Read MoreNYSE floor trader blasts high-frequency trading
It has raised huge "conflict of interest" issues, while reducing and fragmenting liquidity. Who exactly is conflicted? The list is long and that, my friend, is exactly where this conversation should go.
'We have allowed technology to control us'
Opportunities for gaming the system have never been greater — and that is different than being "rigged"as Michael Lewis has chosen to call it. We have allowed technology to control us vs. us controlling the technology and this is key to the conversation about what we as a country want our markets to be.
The SEC is charged with overseeing more than 12,000 publicly-traded companies, more than 10,000 investment advisors, 6,000+ broker dealers with branches around the country...
That leaves you to wonder: Do they have adequate resources and can they really monitor trading in a world gone mad?
Today, the 12 exchanges are known as "lit markets" because they are transparent; meaning, you can see supply and demand — bids and offers. The 80+ alternative venues or "dark markets" (dark pools, internalization engines, crossing networks) are described this way because they are not transparent — nor are they regulated like an exchange. For them to be successful, they must use the information from the lit markets in order to the price stocks correctly.
This competition has given birth to complex algorithms and order types that claim to tame the very complexity that they create. In the end, the complex web of networks fracture, fragment and weaken the U.S. capital markets allowing for the chaos that benefits no one but the predatory HFT crowd.
Defending the 'dinosaurs'
For those who call NYSE brokers "dinosaurs," it is clear that you do not understand the role of the broker and designated market makers — nor the transition and role of the NYSE.
An NYSE broker today is not the same person he/she was 15, 20, or 30 years ago. The role of the broker can be compared to the role of the sales trader — his clients include asset managers, defined as mutual funds, hedge funds, endowments, pension plans and family offices. Those brokers will be registered with a minimum of a series 7 & 63 — more registrations than many of the people who today have access to the U.S. capital markets. Brokers who continue to do a member firm/non-member firm business only are not held to the same guidelines as per SEC regulation.
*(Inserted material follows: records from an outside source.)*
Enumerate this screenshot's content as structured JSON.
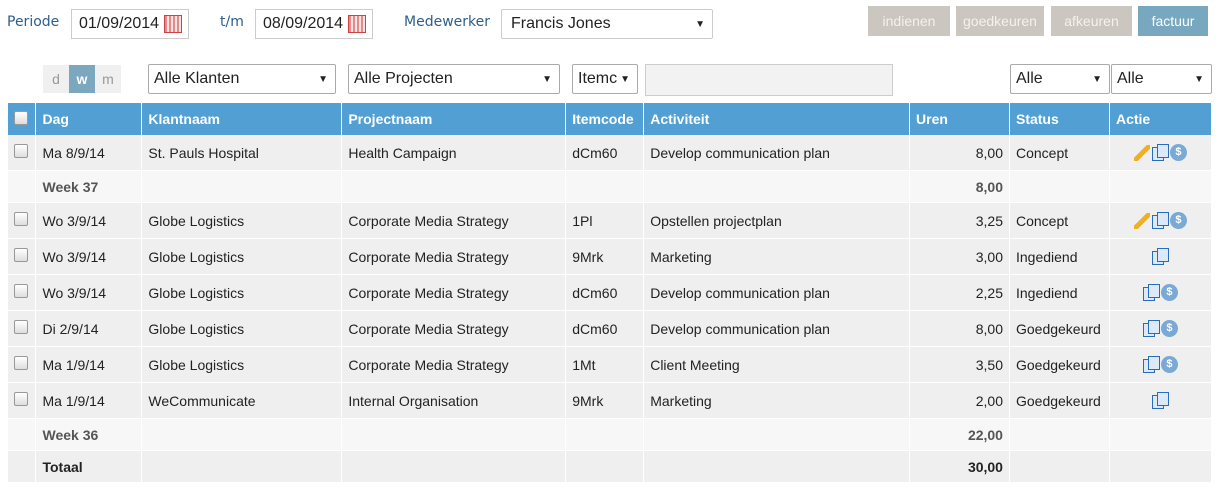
{
  "filters": {
    "periode_label": "Periode",
    "from": "01/09/2014",
    "tm_label": "t/m",
    "to": "08/09/2014",
    "medewerker_label": "Medewerker",
    "medewerker": "Francis Jones",
    "views": [
      "d",
      "w",
      "m"
    ],
    "klanten": "Alle Klanten",
    "projecten": "Alle Projecten",
    "itemcode": "Itemc",
    "status1": "Alle",
    "status2": "Alle"
  },
  "buttons": {
    "indienen": "indienen",
    "goedkeuren": "goedkeuren",
    "afkeuren": "afkeuren",
    "factuur": "factuur"
  },
  "table": {
    "headers": [
      "Dag",
      "Klantnaam",
      "Projectnaam",
      "Itemcode",
      "Activiteit",
      "Uren",
      "Status",
      "Actie"
    ],
    "rows": [
      {
        "type": "item",
        "dag": "Ma 8/9/14",
        "klant": "St. Pauls Hospital",
        "project": "Health Campaign",
        "item": "dCm60",
        "act": "Develop communication plan",
        "uren": "8,00",
        "status": "Concept",
        "icons": [
          "pencil-icon",
          "copy-icon",
          "dollar-icon"
        ]
      },
      {
        "type": "week",
        "label": "Week 37",
        "uren": "8,00"
      },
      {
        "type": "item",
        "dag": "Wo 3/9/14",
        "klant": "Globe Logistics",
        "project": "Corporate Media Strategy",
        "item": "1Pl",
        "act": "Opstellen projectplan",
        "uren": "3,25",
        "status": "Concept",
        "icons": [
          "pencil-icon",
          "copy-icon",
          "dollar-icon"
        ]
      },
      {
        "type": "item",
        "dag": "Wo 3/9/14",
        "klant": "Globe Logistics",
        "project": "Corporate Media Strategy",
        "item": "9Mrk",
        "act": "Marketing",
        "uren": "3,00",
        "status": "Ingediend",
        "icons": [
          "copy-icon"
        ]
      },
      {
        "type": "item",
        "dag": "Wo 3/9/14",
        "klant": "Globe Logistics",
        "project": "Corporate Media Strategy",
        "item": "dCm60",
        "act": "Develop communication plan",
        "uren": "2,25",
        "status": "Ingediend",
        "icons": [
          "copy-icon",
          "dollar-icon"
        ]
      },
      {
        "type": "item",
        "dag": "Di 2/9/14",
        "klant": "Globe Logistics",
        "project": "Corporate Media Strategy",
        "item": "dCm60",
        "act": "Develop communication plan",
        "uren": "8,00",
        "status": "Goedgekeurd",
        "icons": [
          "copy-icon",
          "dollar-icon"
        ]
      },
      {
        "type": "item",
        "dag": "Ma 1/9/14",
        "klant": "Globe Logistics",
        "project": "Corporate Media Strategy",
        "item": "1Mt",
        "act": "Client Meeting",
        "uren": "3,50",
        "status": "Goedgekeurd",
        "icons": [
          "copy-icon",
          "dollar-icon"
        ]
      },
      {
        "type": "item",
        "dag": "Ma 1/9/14",
        "klant": "WeCommunicate",
        "project": "Internal Organisation",
        "item": "9Mrk",
        "act": "Marketing",
        "uren": "2,00",
        "status": "Goedgekeurd",
        "icons": [
          "copy-icon"
        ]
      },
      {
        "type": "week",
        "label": "Week 36",
        "uren": "22,00"
      },
      {
        "type": "total",
        "label": "Totaal",
        "uren": "30,00"
      }
    ]
  }
}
We use our location to interact with our "competition" via the very same technology that everyone else uses. We access all of the "alternative venues" but more importantly, we have firsthand access to the very marketplace that so many listed companies find so important and significant to them.